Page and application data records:
★ ★ ★ ★ ★ ★ ★
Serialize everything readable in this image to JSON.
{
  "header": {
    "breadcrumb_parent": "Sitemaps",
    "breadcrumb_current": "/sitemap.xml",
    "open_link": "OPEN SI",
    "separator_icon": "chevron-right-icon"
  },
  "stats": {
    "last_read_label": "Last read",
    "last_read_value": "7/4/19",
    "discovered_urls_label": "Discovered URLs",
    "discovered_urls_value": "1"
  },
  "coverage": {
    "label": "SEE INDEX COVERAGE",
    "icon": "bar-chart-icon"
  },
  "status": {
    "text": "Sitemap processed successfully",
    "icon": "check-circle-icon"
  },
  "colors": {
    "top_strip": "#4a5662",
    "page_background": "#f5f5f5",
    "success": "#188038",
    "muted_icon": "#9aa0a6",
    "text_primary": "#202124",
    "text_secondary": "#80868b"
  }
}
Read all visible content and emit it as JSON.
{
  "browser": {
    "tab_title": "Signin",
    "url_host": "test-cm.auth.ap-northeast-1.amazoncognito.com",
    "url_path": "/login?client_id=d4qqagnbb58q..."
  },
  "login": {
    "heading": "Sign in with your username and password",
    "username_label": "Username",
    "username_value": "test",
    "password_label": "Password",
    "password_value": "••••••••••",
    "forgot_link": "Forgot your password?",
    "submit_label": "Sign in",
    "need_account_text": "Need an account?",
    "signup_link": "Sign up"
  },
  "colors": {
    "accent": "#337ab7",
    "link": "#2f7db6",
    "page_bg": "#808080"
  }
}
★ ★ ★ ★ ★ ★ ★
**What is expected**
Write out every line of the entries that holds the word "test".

**Result of the task**
    "url_host": "test-cm.auth.ap-northeast-1.amazoncognito.com",
    "username_value": "test",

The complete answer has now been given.